It’s finals time. And we all know what that means: burying your head in a book and memorizing as many facts as fast as possible to get that A. And in a few months, 90 percent of what you learned will be lost forever to the depths of space and time. In one ear and out the other, or so they say.
Is this really the best way to learn? Can we do better? With the United States finishing 36th in the annual Organisation for Economic Co-operation and Development (OECD)’s general education rankings, clearly, there is room for improvement.
For the sake of fairness, it must be noted that most of the top countries in this list were Asian (Singapore, China, etc.). Cultural, as opposed to structural, differences certainly play a large role in these students’ success. For instance, 80 percent of Japanese students say they disagreed or strongly disagreed that they put off difficult problems in school. Procrastination seems to be a part of the education culture in America; many of us wait until the last minute to do work.
With that said, is it possible to invoke the same sense of passion in Asia here? To do so, several changes need to be made in regards to how students learn. First, teachers should assign more projects, and meaningful ones at that. Taking the time to thoroughly investigate an issue helps students learn and retain information better than rote memorization. Everyone remembers projects from elementary school or junior high, but one would be hard-pressed to find students who recall specific information from their tests. Projects are also more applicable to “real life” jobs, where an employee has to gather information and put together a solution or presentation.
Another key modification could be an increased focus on interactive learning, also known as the Socratic method. Harvard physics professor Eric Mazur read a journal report by Arizona State University professor David Hestenes that found students had the same misunderstandings of physics before and after taking introductory courses. Hestenes found that they improved in understanding and answering test questions effectively, but failed at applying those teachings to real-world scenarios.
Mazur conducted a simple experiment: He gave a 10-minute lecture on a specific topic. When he began to have students apply that topic to real-world examples, they were dumbfounded. However, once he allowed them to talk to one another, within three minutes they clearly gained an understanding of the concept.
Mazur found that students are more likely to reach one another than a professor is. He concluded this was due to the fact that professors know what they are teaching. In other words, professors often do not remember what it’s like to learn their field of choice, since they know it so well and have been teaching it for so many years. But a student knows how to fill in the blanks with another student since they just learned said concept recently. Mazur is now world-known and has concluded that interactive learning triples a student’s understanding of content.

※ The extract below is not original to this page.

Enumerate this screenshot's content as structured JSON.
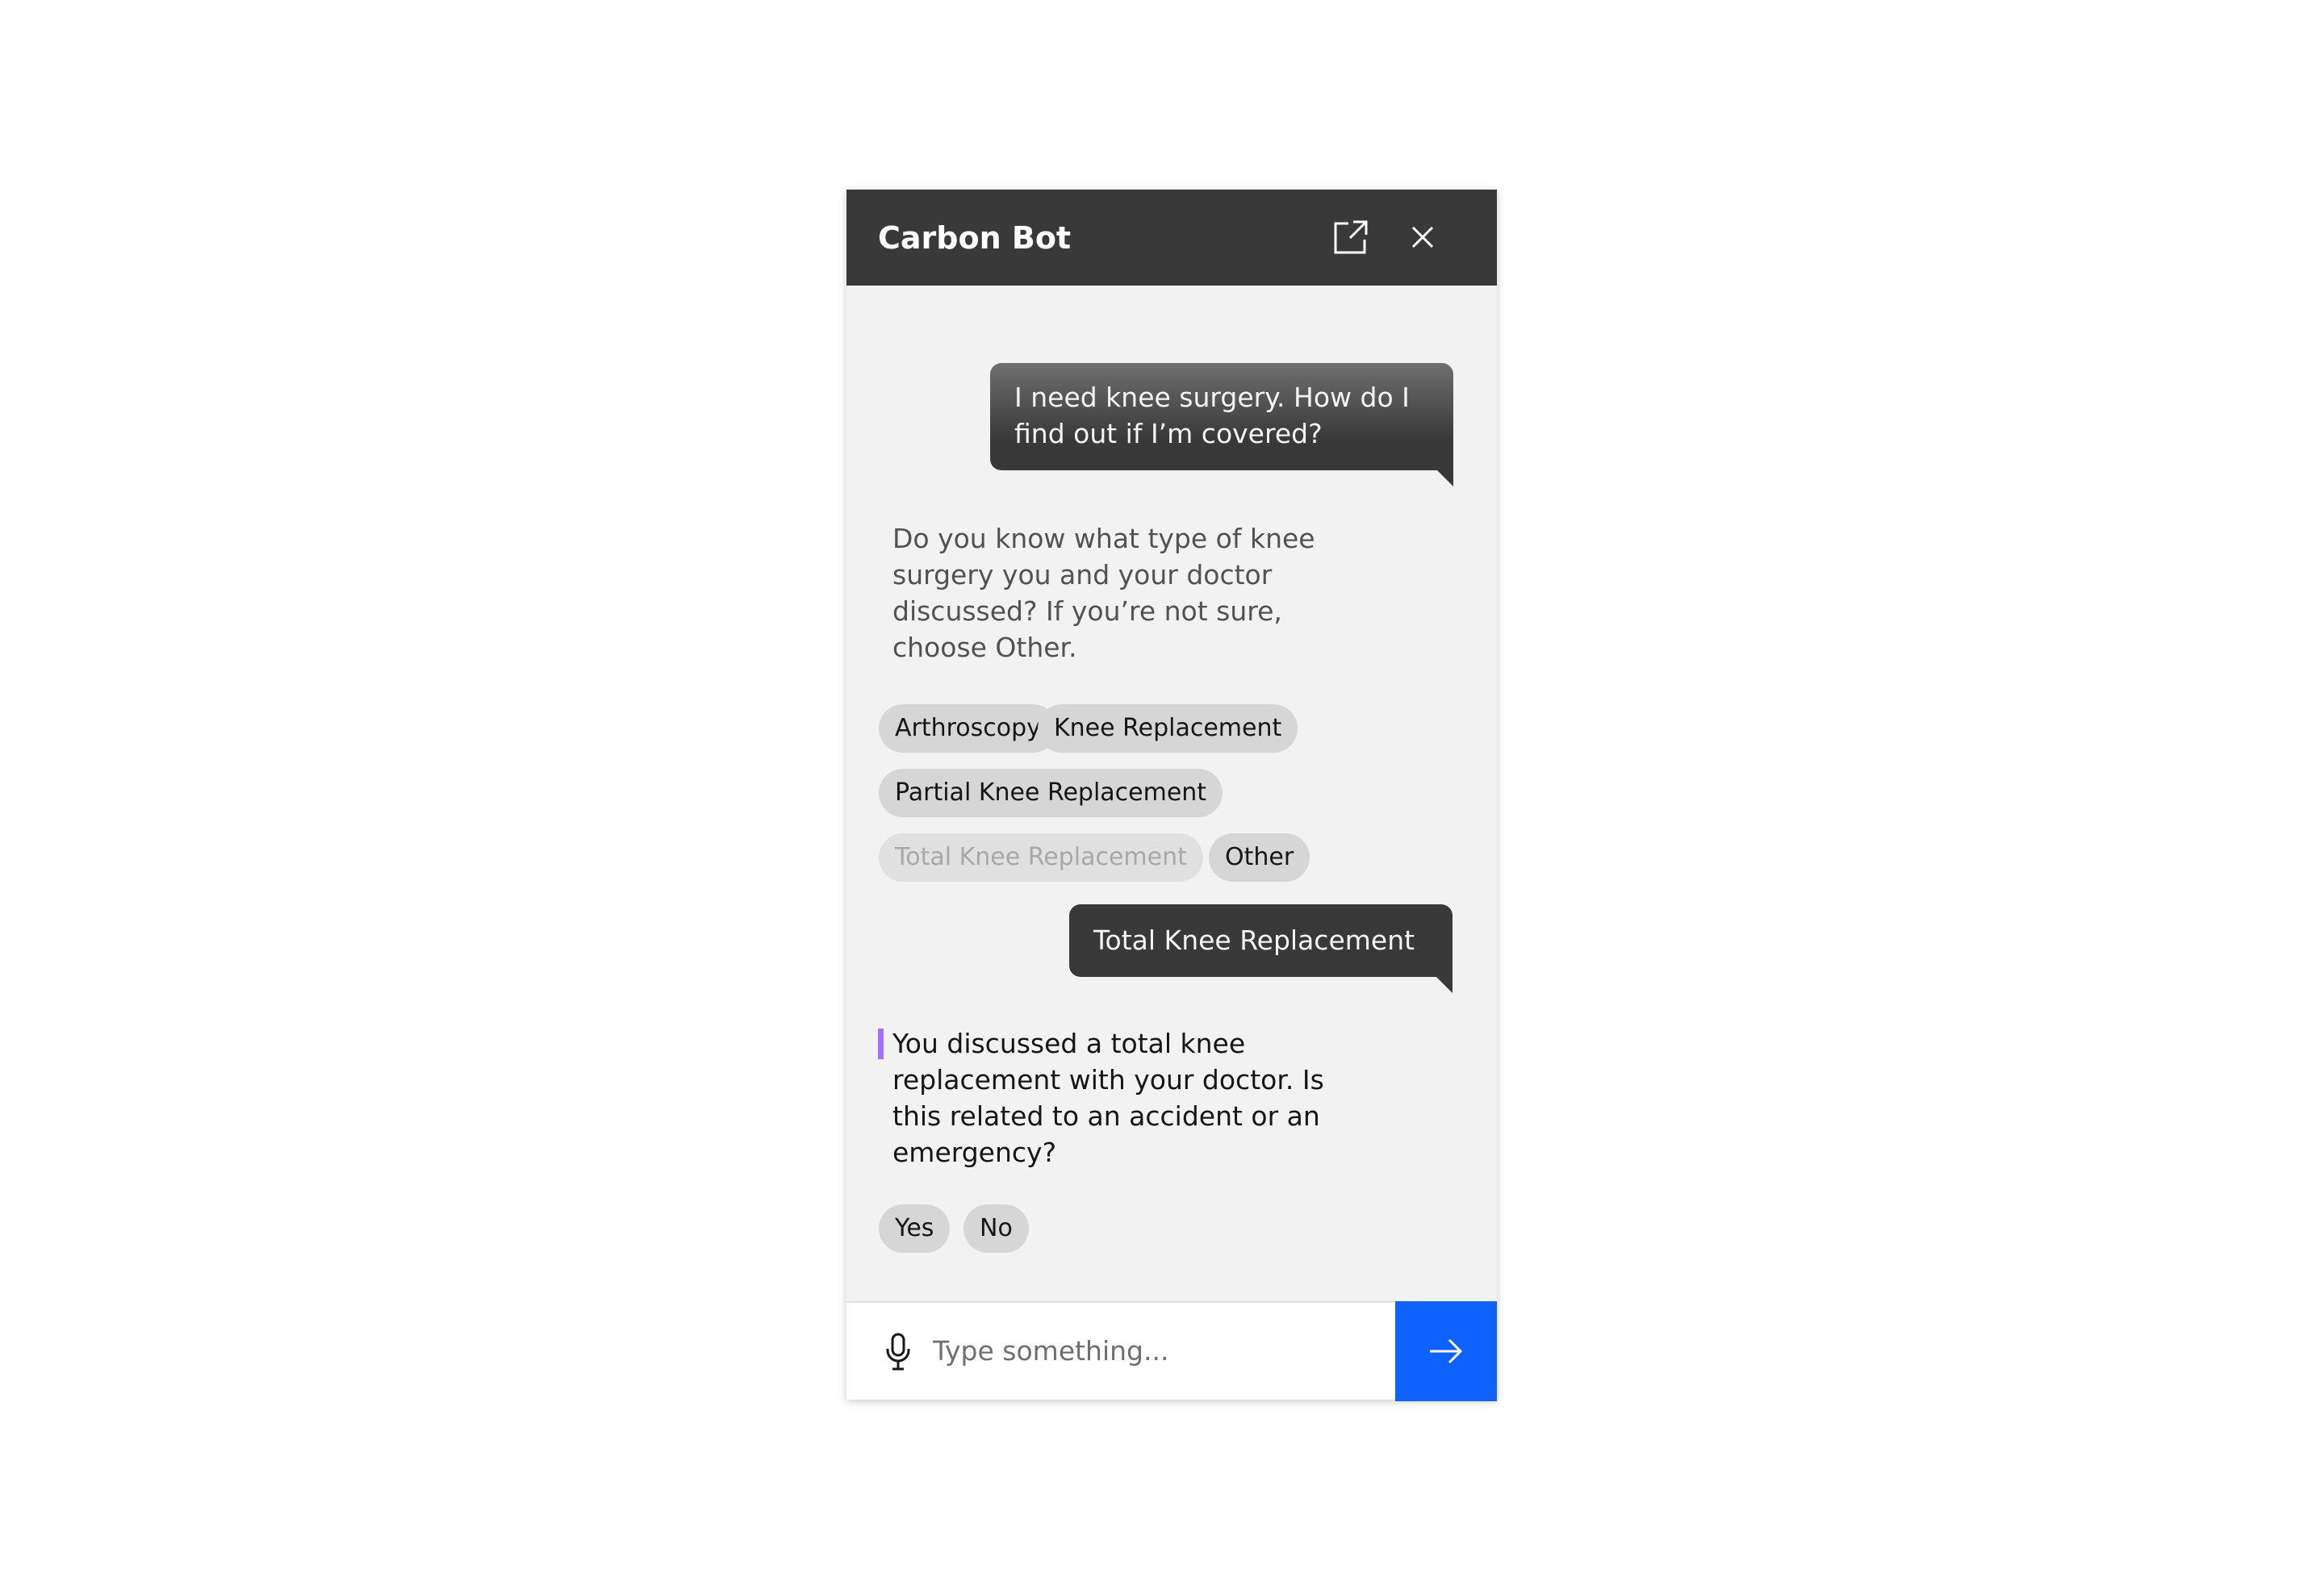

Another simple way to improve education is to increase spending on education. It’s no coincidence that states that spend more money on education fare better. Generally speaking, this is what often makes the education received in the northeast better ranked than southern states. Higher salaries attract better talent; it’s a simple component of capitalism that proves true again and again.
Perhaps we have fallen behind in education because we got too comfortable. After all, America was at the top of the world for the last 100 years. We aren’t used to having competition, but it’s coming fast. Now is the time to make some changes. As a society, the barrier between the classroom and the real world needs to be diminished. Teachers need to grow with the times, and students need to demand more of their teachers. Fill out those surveys, and fill them out honestly. Lastly, don’t be afraid to ask a peer for assistance. He or she may help you more than your professor ever could.